"Is this just going to be a biological Tower of Babel," he asks, or will this information also lead to discoveries that translate beyond the laboratory and actually change public health for the better?
He doesn't doubt that DNA sequencing and other tools of precision medicine are useful in specific instances, such as for diagnosing rare diseases. There are a few uses in cancer treatment, but so far there has been just one randomized study of patients assigned to treatments based on their tumor's DNA profile, and it showed no advantage over traditional medical judgment.
This isn't a popular point of view elsewhere at the Mayo Clinic, which is sinking hundreds of millions of dollars a year into precision medicine. The shiny new labs across campus seem a world apart from Joyner's physiology lab.
After my conversation with Joyner, Mayo public affairs officers eagerly led me to a series of scientists there who disagree with him.
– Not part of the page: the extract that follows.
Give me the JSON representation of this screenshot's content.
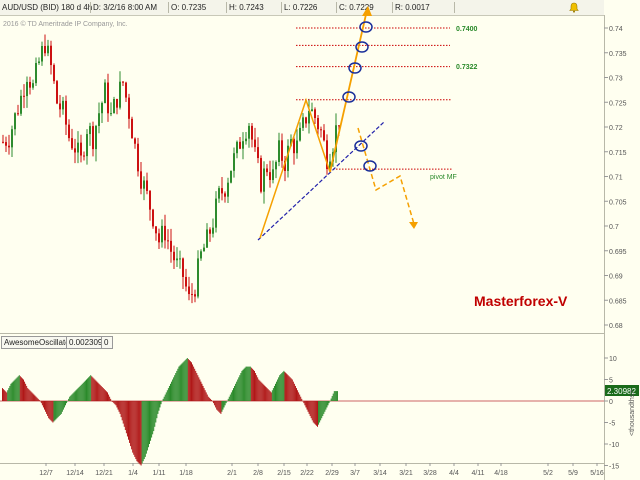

One stop was at the Medical Genome Facility.
This room is chock-full of machines that cost many hundreds of thousands of dollars apiece. They can analyze DNA from a person, a tumor or even a single human cell. They can read out an entire genome, or just a subset, which is called the exome.
"I really do believe that understanding our genome is fundamental," says Julie Cunningham, one of the facility's three co-directors. Like other scientists at Mayo, she has had swaths of her own exome sequenced.
"I learned that by and large I'm really lucky, but I learned that I have two [genetic] variants that affect how I respond to particular drugs that are out there." She had actually known that before for one of those drugs, "but now I know exactly why I have it and it's potentially serious. That has to be good. There's nothing wrong with that."
Bad drug reactions are a serious medical problem, so in principle, a genome profile should help reduce that risk. The reality, though, is that the vast majority of genomic tests for drug sensitivity give ambiguous answers.
One of the most carefully studied examples involves the blood thinner warfarin. Four separate studies show that people who got genomic testing for this susceptibility did no better — or only marginally better — than patients whose dosages were determined by traditional strategies.
This lack of strong data is a problem for many areas of precision medicine.
"Although we think conceptually this is going to be of high value, and it will ultimately improve health care with better quality and lower cost, we have to prove that," says Keith Stewart, a hematologist who directs Mayo's Center for Individualized Medicine. "If it doesn't all pan out the way we expect that's OK. But I think there will be plenty of unexpected areas that we haven't conceptualized yet, so I think it's a very worthwhile investment on the taxpayers' point of view."
Whether precision medicine is going to be a boom or a bust, "right now it's just speculation on both sides," he says.
"It is somewhat inevitable that every person in this country will have their genome sequenced." he adds.
Gianrico Farrugia, a gastroenterologist who is chief executive officer of the Mayo Clinic in Florida, agrees.
"What we're beginning to see is that technology is invading and replacing traditional testing," says Farrugia. For example, it is already used to determine treatments for lung cancer and diagnose rare diseases.
And, in any event, he says medicine is already moving aggressively into this new territory and there's no going back. "That's not only wrong," he says, "it's impossible."
With the momentum now built up behind this enterprise, precision medicine will be judged like much of modern medicine: in hindsight, after it becomes entrenched in clinical practice.